So, what does happen at death? Do we cease to exist? Do we re-enter a cycle to come back in another form? Do we have souls that live eternally? Where and how? Do we face any kind of judgment for the lives we lived and the choices we made? Do we receive any kind of reward? Is there a way to know for sure?
What we believe about our destiny, “the particular state of a person or thing in the future, considered as resulting from earlier events” (from the Cambridge dictionary online) will deeply affect how we live, provided we are living in harmony with our beliefs. Will we live with a sense of accountability and hope, accountability and worry, disregard and despair, fear and confusion, or some other combination?
We tend to avoid the discomfort of examining our beliefs. Maybe we fear our questions have no firm answer. Maybe we cling to our beliefs because we’re accustomed to them and the identity we’ve formed. How helpful it would be to know our beliefs are founded on truth (tested by logic, evidence, and experience), and if our answers to life’s questions are coherent with each other.
What if you could know with certainty, through a mix of faith and rational thought, what your destiny is? What if you could have assurance rather than anxiety when anticipating the end of your life on earth? Would you allow yourself to question? Would you seek out answers?
I believe in God, revealed in the intricacy of nature, our innate sense of right and wrong, and the Bible. Read the Bible and you will discover who God is and the story of how God’s perfect creation and design became marred by sin (turning away from God and what he says), how death entered the world, how God set up a rescue plan through his son Jesus, to reconcile God and humanity, and how one day, there will be no more death, sickness, pain, or sorrow as God restores creation back to perfection. The key is believing in Jesus and our need for forgiveness. The good thing is not wondering if we’re good enough. We’re not. But Jesus is. We don’t have to fear death or despair of death. For Jesus overcame death.
This brings me to the end of my series.

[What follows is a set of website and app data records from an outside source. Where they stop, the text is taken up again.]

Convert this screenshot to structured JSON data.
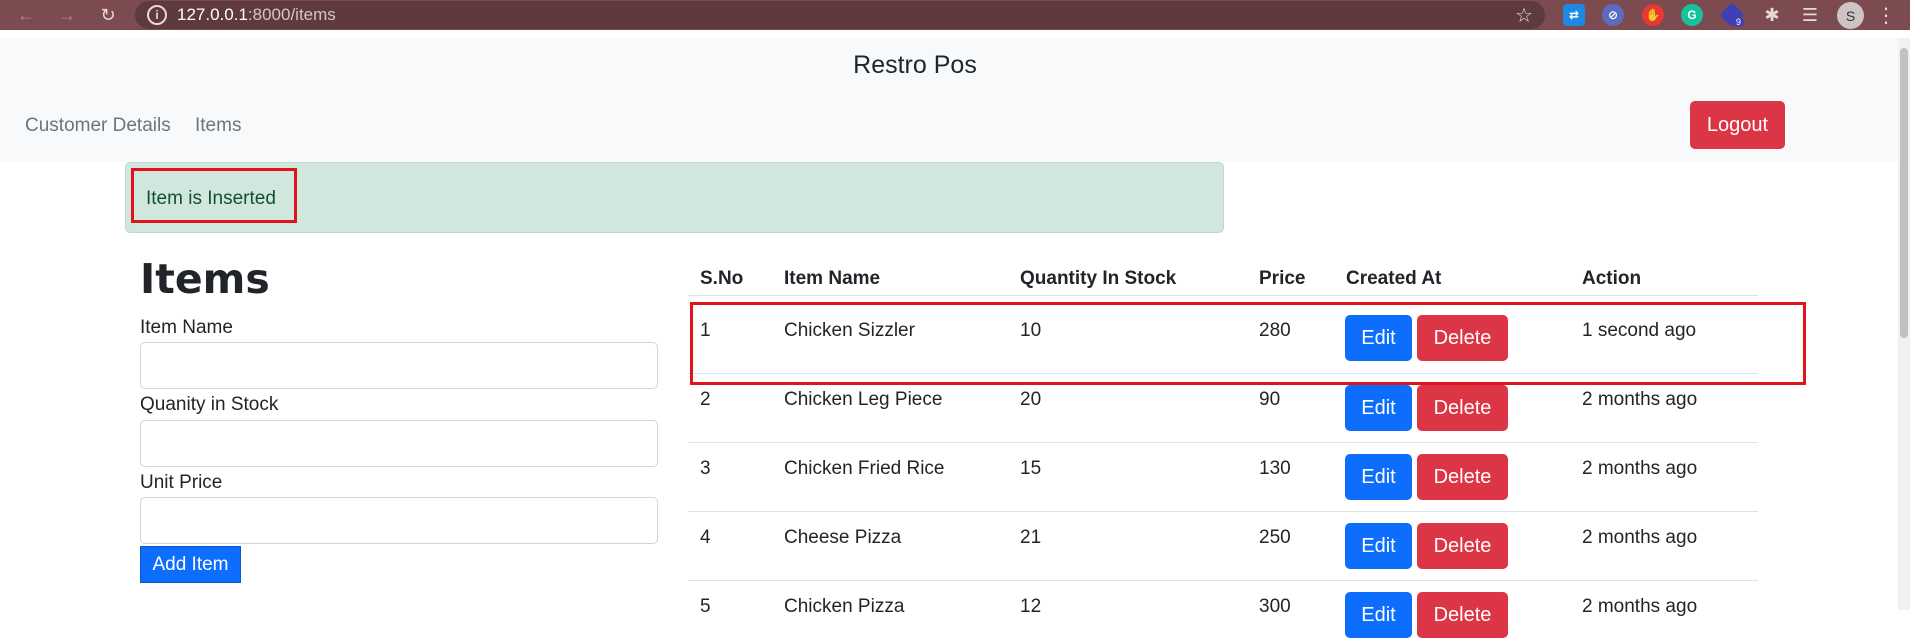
{
  "browser": {
    "url_host": "127.0.0.1",
    "url_rest": ":8000/items",
    "profile_initial": "S",
    "extension_badge": "9"
  },
  "navbar": {
    "brand": "Restro Pos",
    "links": [
      "Customer Details",
      "Items"
    ],
    "logout_label": "Logout"
  },
  "alert": {
    "message": "Item is Inserted"
  },
  "form": {
    "title": "Items",
    "item_name_label": "Item Name",
    "item_name_value": "",
    "quantity_label": "Quanity in Stock",
    "quantity_value": "",
    "price_label": "Unit Price",
    "price_value": "",
    "submit_label": "Add Item"
  },
  "table": {
    "headers": [
      "S.No",
      "Item Name",
      "Quantity In Stock",
      "Price",
      "Created At",
      "Action"
    ],
    "edit_label": "Edit",
    "delete_label": "Delete",
    "rows": [
      {
        "sno": "1",
        "name": "Chicken Sizzler",
        "qty": "10",
        "price": "280",
        "created": "1 second ago"
      },
      {
        "sno": "2",
        "name": "Chicken Leg Piece",
        "qty": "20",
        "price": "90",
        "created": "2 months ago"
      },
      {
        "sno": "3",
        "name": "Chicken Fried Rice",
        "qty": "15",
        "price": "130",
        "created": "2 months ago"
      },
      {
        "sno": "4",
        "name": "Cheese Pizza",
        "qty": "21",
        "price": "250",
        "created": "2 months ago"
      },
      {
        "sno": "5",
        "name": "Chicken Pizza",
        "qty": "12",
        "price": "300",
        "created": "2 months ago"
      }
    ]
  },
  "colors": {
    "primary": "#0d6efd",
    "danger": "#dc3545",
    "success_bg": "#d1e7dd",
    "annotation_red": "#e0131a",
    "browser_chrome": "#7c4b4f"
  }
}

Sadly, it is also my last article as community correspondent for The Times, as I have moved across the river.
If you would like to keep up with my writing, follow me on Facebook at: Sonya Braun – Writer, Speaker, Singer. It has been a pleasure to write in and about the North End all these years. Thank you for your kind words along the way.
Sonya Braun is a community correspondent for the North End. You can contact her at email@example.com
Springfield North community correspondent
Sonya Braun is a community correspondent for Springfield North.